Needed from the entries below: every line that holds the word "this".

───── Data to examine ─────

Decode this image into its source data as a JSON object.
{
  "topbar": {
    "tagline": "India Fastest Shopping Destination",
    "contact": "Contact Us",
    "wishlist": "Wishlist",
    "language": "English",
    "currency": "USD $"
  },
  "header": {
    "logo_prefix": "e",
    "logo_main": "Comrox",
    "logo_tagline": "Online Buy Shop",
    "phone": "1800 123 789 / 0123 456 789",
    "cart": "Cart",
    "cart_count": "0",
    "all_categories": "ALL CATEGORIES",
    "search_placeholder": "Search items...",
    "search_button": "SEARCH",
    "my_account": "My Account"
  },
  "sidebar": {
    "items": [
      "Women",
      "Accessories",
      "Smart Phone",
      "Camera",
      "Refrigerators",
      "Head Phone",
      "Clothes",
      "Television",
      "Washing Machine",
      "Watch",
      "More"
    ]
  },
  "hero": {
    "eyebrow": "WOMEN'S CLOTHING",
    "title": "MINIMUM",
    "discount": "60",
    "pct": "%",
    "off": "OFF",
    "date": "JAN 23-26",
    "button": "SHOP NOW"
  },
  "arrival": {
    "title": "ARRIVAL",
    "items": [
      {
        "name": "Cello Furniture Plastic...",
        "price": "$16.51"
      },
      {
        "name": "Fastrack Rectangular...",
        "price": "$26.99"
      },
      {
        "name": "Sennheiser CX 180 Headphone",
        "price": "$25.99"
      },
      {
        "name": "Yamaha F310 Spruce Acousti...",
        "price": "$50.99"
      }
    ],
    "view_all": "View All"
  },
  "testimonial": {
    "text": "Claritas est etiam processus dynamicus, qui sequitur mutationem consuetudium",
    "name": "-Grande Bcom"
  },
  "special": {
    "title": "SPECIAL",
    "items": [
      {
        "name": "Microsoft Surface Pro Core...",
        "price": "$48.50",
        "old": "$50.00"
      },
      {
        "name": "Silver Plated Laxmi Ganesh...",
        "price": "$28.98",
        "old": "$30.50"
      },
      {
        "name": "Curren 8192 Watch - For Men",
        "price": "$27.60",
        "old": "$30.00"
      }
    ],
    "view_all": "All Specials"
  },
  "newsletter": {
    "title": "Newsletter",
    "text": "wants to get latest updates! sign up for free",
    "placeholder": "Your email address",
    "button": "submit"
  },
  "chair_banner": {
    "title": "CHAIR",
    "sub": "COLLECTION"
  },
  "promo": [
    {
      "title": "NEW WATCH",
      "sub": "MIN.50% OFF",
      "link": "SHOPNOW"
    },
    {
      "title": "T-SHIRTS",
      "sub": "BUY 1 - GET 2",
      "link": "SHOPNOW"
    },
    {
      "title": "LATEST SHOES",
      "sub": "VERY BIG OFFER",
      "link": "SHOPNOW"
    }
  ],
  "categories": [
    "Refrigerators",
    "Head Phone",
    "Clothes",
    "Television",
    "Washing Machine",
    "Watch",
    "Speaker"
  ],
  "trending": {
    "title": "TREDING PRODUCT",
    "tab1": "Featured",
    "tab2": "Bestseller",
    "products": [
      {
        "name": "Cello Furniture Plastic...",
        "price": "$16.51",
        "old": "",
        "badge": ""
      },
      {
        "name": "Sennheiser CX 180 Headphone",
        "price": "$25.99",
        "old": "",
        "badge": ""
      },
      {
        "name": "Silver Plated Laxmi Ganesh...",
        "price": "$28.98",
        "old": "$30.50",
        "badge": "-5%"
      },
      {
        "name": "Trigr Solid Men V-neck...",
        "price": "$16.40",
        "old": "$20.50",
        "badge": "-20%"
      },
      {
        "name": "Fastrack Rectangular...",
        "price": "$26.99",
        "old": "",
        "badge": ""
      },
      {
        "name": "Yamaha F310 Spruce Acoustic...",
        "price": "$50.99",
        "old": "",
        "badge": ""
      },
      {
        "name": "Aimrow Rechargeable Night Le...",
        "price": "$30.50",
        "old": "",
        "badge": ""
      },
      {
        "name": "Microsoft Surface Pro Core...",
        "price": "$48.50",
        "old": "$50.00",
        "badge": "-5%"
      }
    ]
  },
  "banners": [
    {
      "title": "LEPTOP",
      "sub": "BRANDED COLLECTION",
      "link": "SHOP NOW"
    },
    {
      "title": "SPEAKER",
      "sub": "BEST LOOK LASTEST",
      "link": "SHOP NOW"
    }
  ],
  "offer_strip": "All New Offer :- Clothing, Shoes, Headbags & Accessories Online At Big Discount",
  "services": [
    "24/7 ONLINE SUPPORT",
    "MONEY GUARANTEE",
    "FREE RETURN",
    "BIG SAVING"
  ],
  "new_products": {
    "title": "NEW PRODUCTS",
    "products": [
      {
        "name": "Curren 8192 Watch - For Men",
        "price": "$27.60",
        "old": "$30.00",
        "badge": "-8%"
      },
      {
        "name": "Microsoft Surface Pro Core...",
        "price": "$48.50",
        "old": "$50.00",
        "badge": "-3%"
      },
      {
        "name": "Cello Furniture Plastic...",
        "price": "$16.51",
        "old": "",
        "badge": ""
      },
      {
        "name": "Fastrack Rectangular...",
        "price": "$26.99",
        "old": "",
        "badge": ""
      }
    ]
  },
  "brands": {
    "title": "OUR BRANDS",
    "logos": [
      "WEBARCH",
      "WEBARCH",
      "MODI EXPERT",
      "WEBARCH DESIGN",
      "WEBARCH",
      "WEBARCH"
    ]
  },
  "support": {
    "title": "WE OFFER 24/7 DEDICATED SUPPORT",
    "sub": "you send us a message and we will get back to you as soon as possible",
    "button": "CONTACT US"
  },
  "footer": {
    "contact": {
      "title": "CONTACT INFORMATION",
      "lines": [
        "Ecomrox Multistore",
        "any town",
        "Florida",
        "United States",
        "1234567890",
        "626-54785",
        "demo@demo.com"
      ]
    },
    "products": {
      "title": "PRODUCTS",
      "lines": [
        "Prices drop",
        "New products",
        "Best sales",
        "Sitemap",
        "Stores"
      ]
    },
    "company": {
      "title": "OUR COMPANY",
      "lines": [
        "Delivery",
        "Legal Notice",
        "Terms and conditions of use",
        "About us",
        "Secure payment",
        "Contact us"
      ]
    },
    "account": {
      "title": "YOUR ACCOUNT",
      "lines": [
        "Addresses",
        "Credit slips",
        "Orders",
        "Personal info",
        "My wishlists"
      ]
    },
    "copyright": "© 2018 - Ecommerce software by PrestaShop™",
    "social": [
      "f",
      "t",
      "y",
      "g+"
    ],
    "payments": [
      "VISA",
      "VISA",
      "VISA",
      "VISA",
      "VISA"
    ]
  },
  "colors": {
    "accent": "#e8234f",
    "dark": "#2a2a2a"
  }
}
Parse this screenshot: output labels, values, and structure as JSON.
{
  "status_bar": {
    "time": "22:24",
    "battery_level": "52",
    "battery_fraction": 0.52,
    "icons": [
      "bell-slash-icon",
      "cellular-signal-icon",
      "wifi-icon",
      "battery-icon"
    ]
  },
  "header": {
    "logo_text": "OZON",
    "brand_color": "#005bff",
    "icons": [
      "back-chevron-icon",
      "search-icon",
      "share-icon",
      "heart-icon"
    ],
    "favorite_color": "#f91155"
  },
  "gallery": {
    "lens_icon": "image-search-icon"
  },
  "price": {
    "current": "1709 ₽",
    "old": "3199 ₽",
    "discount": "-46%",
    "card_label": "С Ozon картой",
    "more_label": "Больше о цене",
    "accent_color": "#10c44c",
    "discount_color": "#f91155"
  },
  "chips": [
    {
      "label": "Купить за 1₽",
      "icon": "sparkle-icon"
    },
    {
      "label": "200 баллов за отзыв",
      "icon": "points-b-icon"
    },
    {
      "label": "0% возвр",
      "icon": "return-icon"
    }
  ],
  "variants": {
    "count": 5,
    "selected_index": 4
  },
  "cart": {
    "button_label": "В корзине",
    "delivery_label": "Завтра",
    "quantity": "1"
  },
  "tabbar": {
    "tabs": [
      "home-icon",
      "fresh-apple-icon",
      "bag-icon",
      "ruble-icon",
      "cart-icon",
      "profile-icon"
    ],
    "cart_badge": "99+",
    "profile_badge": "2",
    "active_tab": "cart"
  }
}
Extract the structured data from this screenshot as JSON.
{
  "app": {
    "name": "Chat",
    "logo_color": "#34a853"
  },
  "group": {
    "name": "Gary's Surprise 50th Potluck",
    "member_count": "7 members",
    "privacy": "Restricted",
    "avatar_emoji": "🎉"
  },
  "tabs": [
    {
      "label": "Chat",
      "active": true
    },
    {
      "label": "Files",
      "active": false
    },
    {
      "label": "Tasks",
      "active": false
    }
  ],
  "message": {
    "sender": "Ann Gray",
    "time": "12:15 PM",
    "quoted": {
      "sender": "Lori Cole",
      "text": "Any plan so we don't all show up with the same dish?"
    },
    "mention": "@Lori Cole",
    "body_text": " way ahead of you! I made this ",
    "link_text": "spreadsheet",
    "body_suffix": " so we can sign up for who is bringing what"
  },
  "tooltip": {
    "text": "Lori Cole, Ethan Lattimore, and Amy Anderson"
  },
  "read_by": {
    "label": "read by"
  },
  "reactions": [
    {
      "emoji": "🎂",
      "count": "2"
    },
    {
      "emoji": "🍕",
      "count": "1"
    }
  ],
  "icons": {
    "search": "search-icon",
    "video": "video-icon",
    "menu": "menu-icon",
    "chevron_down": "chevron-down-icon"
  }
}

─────

__Problem solution__
Decode this image into its source data as a JSON object.
Parse this screenshot: output labels, values, and structure as JSON.
Extract the structured data from this screenshot as JSON.
    "body_text": " way ahead of you! I made this ",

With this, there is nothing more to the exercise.